[23 July 2007]
The Orange County Register
One of the side effects of adding Sundance to my DirecTV lineup so I could check out its Live Earth coverage is that I’ve been able to catch up with the channel’s new music program, “Live From Abbey Road.”
It’s a fine format—an intimately captured hour divided among three acts, each performing live informally (but hardly blithely) inside Abbey Road, the landmark London studio where so many classics were recorded, especially from the Beatles (who laid down most everything they did there) and Pink Floyd (who used it to cut every album from “The Piper at the Gates of Dawn” to “Wish You Were Here”). The show is only four or five episodes on, but I’ve already seen plenty of worthwhile turns—notably John Mayer (very nice on “Gravity” and “Vultures”), Norah Jones, Red Hot Chili Peppers and an eye-opening appearance from English dance-pop siren Natasha Bedingfield, whose soulfulness came through much more in this stripped-down setting.
But interspersed between the tunes are brief interview segments, and that’s often where things go wrong. Not that the artists have nothing of value to say; most provide fairly keen insight into how they approach songwriting and recording and live performance, typically within the context of discussing their latest wares. For as intelligent as these spots can be, however, they can also get dull or, worse, make the entire “Abbey Road” segment seem like an advertisement for a new album.
Ultimately, that’s exactly what these visits are—just a more artfully lensed way of promoting new music. What could make both the performances and the show itself more meaningful is if there was an emphasis on the storied studio itself—and what it feels like for these stars, especially the younger ones, to be putting down anything within its hallowed halls.

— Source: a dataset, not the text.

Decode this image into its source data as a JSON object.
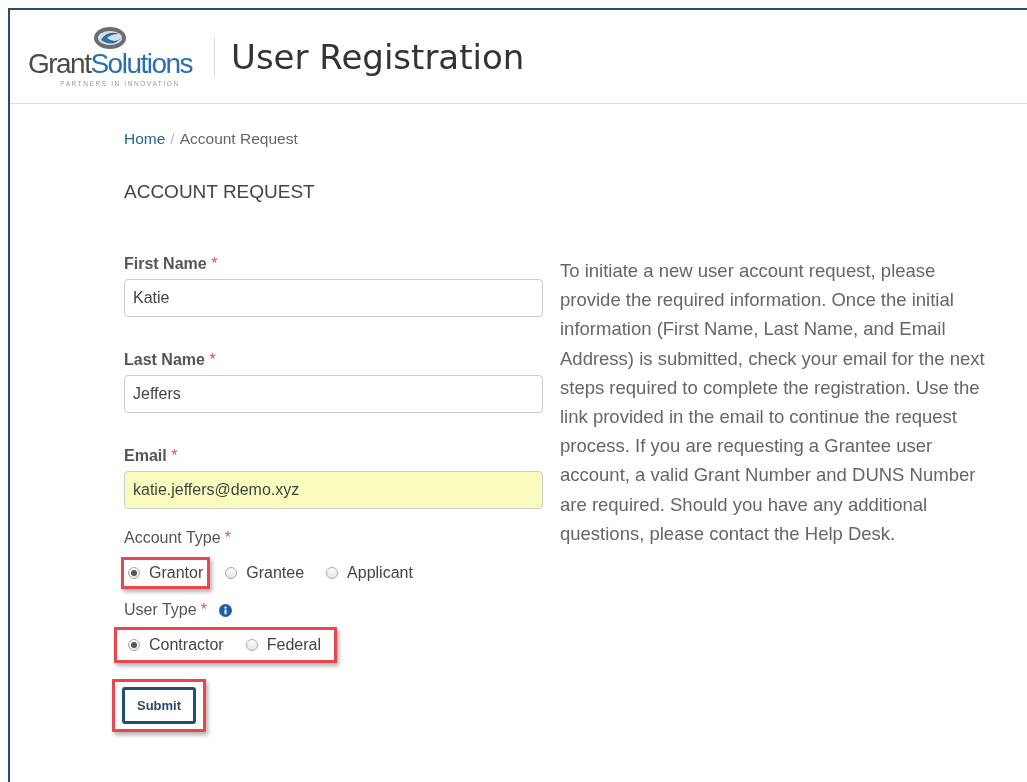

As it is, each episode tends to include a soundbite from one of the hour’s names superficially touching on what an honor it is to be there—Richard Ashcroft got that nod in the Mayer/Jones show, Snow Patrol’s Gary Lightbody in a package featuring the Chili Peppers and Madeleine Peyroux. Other than that, there’s sometimes an archival clip at the halfway point—the Beatles’ global television event for “All You Need Is Love,” a scene of Helen Shapiro cutting another British novelty in 1961.

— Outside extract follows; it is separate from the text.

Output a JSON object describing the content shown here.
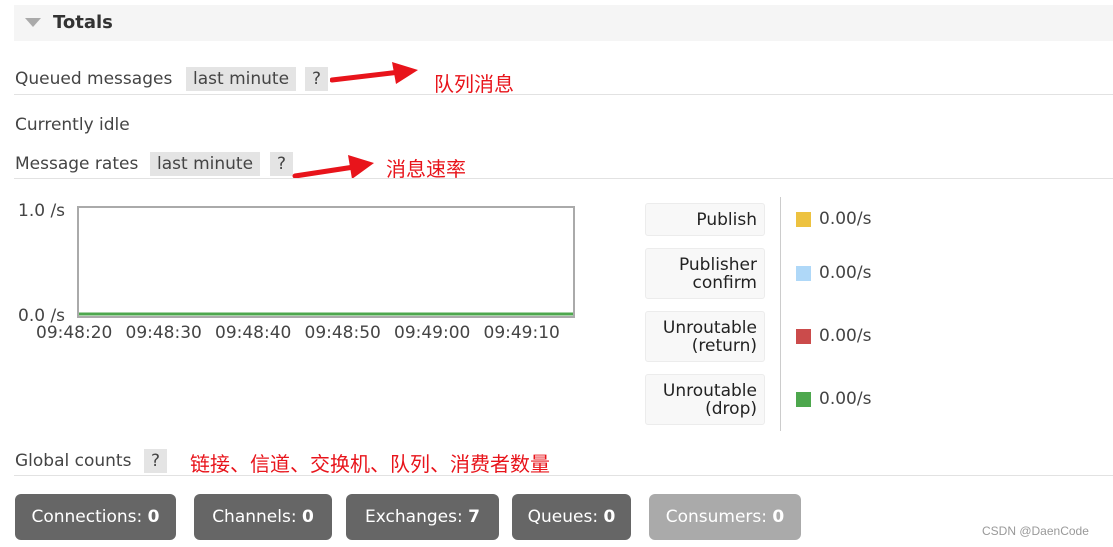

Perhaps when David Gilmour is the star (6 p.m. EDT Tuesday, also featuring Amos Lee and Randy Crawford), his return to Abbey Road will get him to reminisce about what it was like in during that groundbreaking late `60s/early `70s period. But I can’t imagine the July 26 episode, including LeAnn Rimes, Dr. John and Massive Attack, will provide any revelatory memories—though Mr. Rebenack might have a hazy thought or two, and I’m quite excited to see how the Attack comes off in this setting regardless.